START Input for this task

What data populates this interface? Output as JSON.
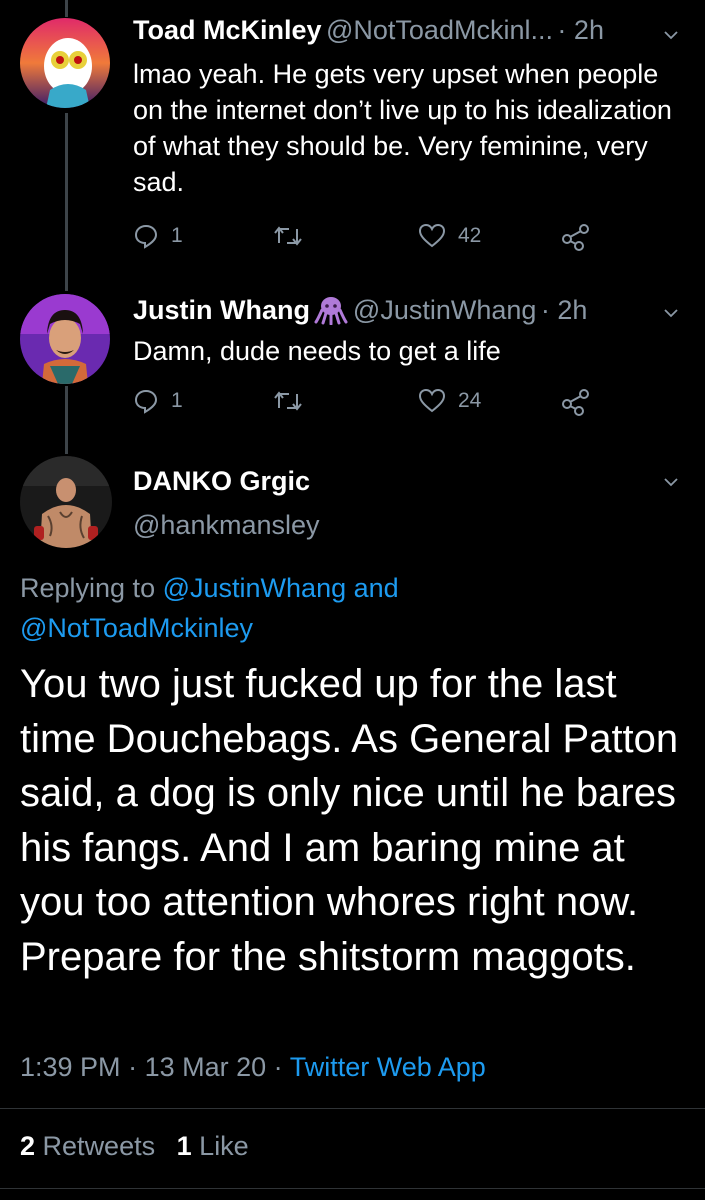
{
  "tweets": [
    {
      "name": "Toad McKinley",
      "handle": "@NotToadMckinl...",
      "time": "2h",
      "text": "lmao yeah. He gets very upset when people on the internet don’t live up to his idealization of what they should be. Very feminine, very sad.",
      "replies": "1",
      "likes": "42"
    },
    {
      "name": "Justin Whang",
      "handle": "@JustinWhang",
      "time": "2h",
      "text": "Damn, dude needs to get a life",
      "replies": "1",
      "likes": "24"
    }
  ],
  "main": {
    "name": "DANKO Grgic",
    "handle": "@hankmansley",
    "replying_prefix": "Replying to",
    "reply_to_1": "@JustinWhang",
    "reply_and": "and",
    "reply_to_2": "@NotToadMckinley",
    "text": "You two just fucked up for the last time Douchebags. As General Patton said, a dog is only nice until he bares his fangs. And I am baring mine at you too attention whores right now. Prepare for the shitstorm maggots.",
    "time": "1:39 PM",
    "date": "13 Mar 20",
    "source": "Twitter Web App",
    "retweets_count": "2",
    "retweets_label": "Retweets",
    "likes_count": "1",
    "likes_label": "Like"
  },
  "colors": {
    "background": "#000000",
    "secondary": "#8b98a5",
    "link": "#1d9bf0",
    "thread_line": "#3d4449"
  }
}
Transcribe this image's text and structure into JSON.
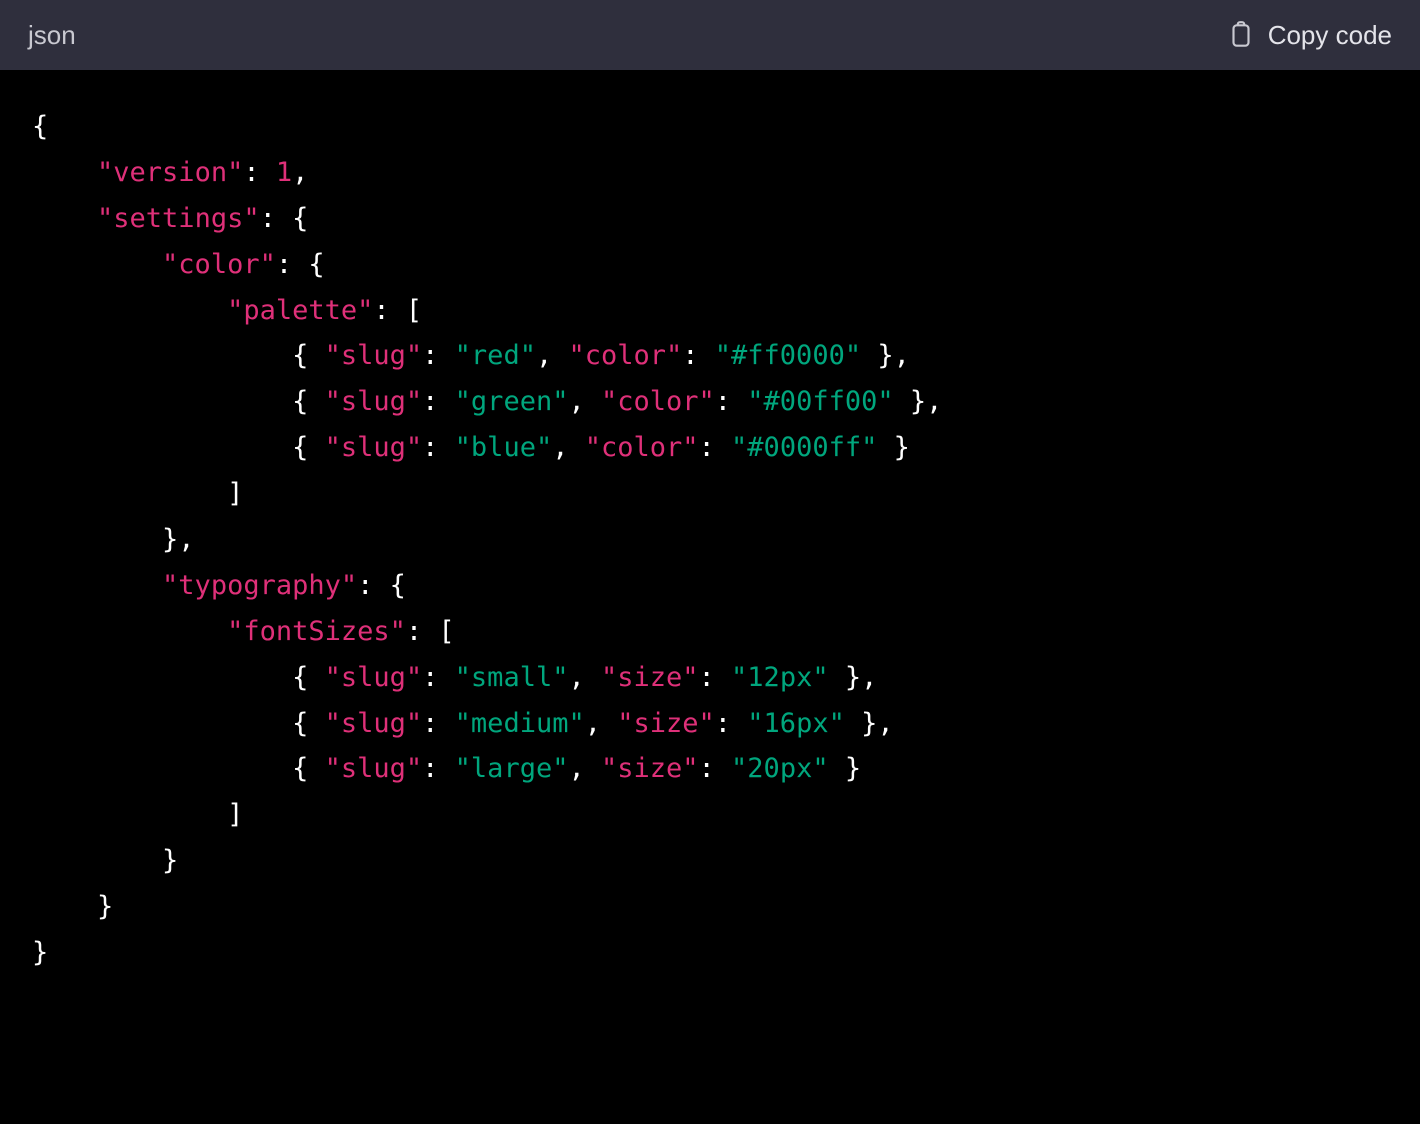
{
  "header": {
    "language_label": "json",
    "copy_label": "Copy code"
  },
  "code": {
    "lines": [
      [
        {
          "t": "punc",
          "v": "{"
        }
      ],
      [
        {
          "t": "indent",
          "v": 4
        },
        {
          "t": "key",
          "v": "\"version\""
        },
        {
          "t": "punc",
          "v": ": "
        },
        {
          "t": "num",
          "v": "1"
        },
        {
          "t": "punc",
          "v": ","
        }
      ],
      [
        {
          "t": "indent",
          "v": 4
        },
        {
          "t": "key",
          "v": "\"settings\""
        },
        {
          "t": "punc",
          "v": ": {"
        }
      ],
      [
        {
          "t": "indent",
          "v": 8
        },
        {
          "t": "key",
          "v": "\"color\""
        },
        {
          "t": "punc",
          "v": ": {"
        }
      ],
      [
        {
          "t": "indent",
          "v": 12
        },
        {
          "t": "key",
          "v": "\"palette\""
        },
        {
          "t": "punc",
          "v": ": ["
        }
      ],
      [
        {
          "t": "indent",
          "v": 16
        },
        {
          "t": "punc",
          "v": "{ "
        },
        {
          "t": "key",
          "v": "\"slug\""
        },
        {
          "t": "punc",
          "v": ": "
        },
        {
          "t": "str",
          "v": "\"red\""
        },
        {
          "t": "punc",
          "v": ", "
        },
        {
          "t": "key",
          "v": "\"color\""
        },
        {
          "t": "punc",
          "v": ": "
        },
        {
          "t": "str",
          "v": "\"#ff0000\""
        },
        {
          "t": "punc",
          "v": " },"
        }
      ],
      [
        {
          "t": "indent",
          "v": 16
        },
        {
          "t": "punc",
          "v": "{ "
        },
        {
          "t": "key",
          "v": "\"slug\""
        },
        {
          "t": "punc",
          "v": ": "
        },
        {
          "t": "str",
          "v": "\"green\""
        },
        {
          "t": "punc",
          "v": ", "
        },
        {
          "t": "key",
          "v": "\"color\""
        },
        {
          "t": "punc",
          "v": ": "
        },
        {
          "t": "str",
          "v": "\"#00ff00\""
        },
        {
          "t": "punc",
          "v": " },"
        }
      ],
      [
        {
          "t": "indent",
          "v": 16
        },
        {
          "t": "punc",
          "v": "{ "
        },
        {
          "t": "key",
          "v": "\"slug\""
        },
        {
          "t": "punc",
          "v": ": "
        },
        {
          "t": "str",
          "v": "\"blue\""
        },
        {
          "t": "punc",
          "v": ", "
        },
        {
          "t": "key",
          "v": "\"color\""
        },
        {
          "t": "punc",
          "v": ": "
        },
        {
          "t": "str",
          "v": "\"#0000ff\""
        },
        {
          "t": "punc",
          "v": " }"
        }
      ],
      [
        {
          "t": "indent",
          "v": 12
        },
        {
          "t": "punc",
          "v": "]"
        }
      ],
      [
        {
          "t": "indent",
          "v": 8
        },
        {
          "t": "punc",
          "v": "},"
        }
      ],
      [
        {
          "t": "indent",
          "v": 8
        },
        {
          "t": "key",
          "v": "\"typography\""
        },
        {
          "t": "punc",
          "v": ": {"
        }
      ],
      [
        {
          "t": "indent",
          "v": 12
        },
        {
          "t": "key",
          "v": "\"fontSizes\""
        },
        {
          "t": "punc",
          "v": ": ["
        }
      ],
      [
        {
          "t": "indent",
          "v": 16
        },
        {
          "t": "punc",
          "v": "{ "
        },
        {
          "t": "key",
          "v": "\"slug\""
        },
        {
          "t": "punc",
          "v": ": "
        },
        {
          "t": "str",
          "v": "\"small\""
        },
        {
          "t": "punc",
          "v": ", "
        },
        {
          "t": "key",
          "v": "\"size\""
        },
        {
          "t": "punc",
          "v": ": "
        },
        {
          "t": "str",
          "v": "\"12px\""
        },
        {
          "t": "punc",
          "v": " },"
        }
      ],
      [
        {
          "t": "indent",
          "v": 16
        },
        {
          "t": "punc",
          "v": "{ "
        },
        {
          "t": "key",
          "v": "\"slug\""
        },
        {
          "t": "punc",
          "v": ": "
        },
        {
          "t": "str",
          "v": "\"medium\""
        },
        {
          "t": "punc",
          "v": ", "
        },
        {
          "t": "key",
          "v": "\"size\""
        },
        {
          "t": "punc",
          "v": ": "
        },
        {
          "t": "str",
          "v": "\"16px\""
        },
        {
          "t": "punc",
          "v": " },"
        }
      ],
      [
        {
          "t": "indent",
          "v": 16
        },
        {
          "t": "punc",
          "v": "{ "
        },
        {
          "t": "key",
          "v": "\"slug\""
        },
        {
          "t": "punc",
          "v": ": "
        },
        {
          "t": "str",
          "v": "\"large\""
        },
        {
          "t": "punc",
          "v": ", "
        },
        {
          "t": "key",
          "v": "\"size\""
        },
        {
          "t": "punc",
          "v": ": "
        },
        {
          "t": "str",
          "v": "\"20px\""
        },
        {
          "t": "punc",
          "v": " }"
        }
      ],
      [
        {
          "t": "indent",
          "v": 12
        },
        {
          "t": "punc",
          "v": "]"
        }
      ],
      [
        {
          "t": "indent",
          "v": 8
        },
        {
          "t": "punc",
          "v": "}"
        }
      ],
      [
        {
          "t": "indent",
          "v": 4
        },
        {
          "t": "punc",
          "v": "}"
        }
      ],
      [
        {
          "t": "punc",
          "v": "}"
        }
      ]
    ]
  }
}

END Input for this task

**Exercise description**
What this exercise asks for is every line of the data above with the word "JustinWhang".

**Task response**
      "handle": "@JustinWhang",
    "reply_to_1": "@JustinWhang",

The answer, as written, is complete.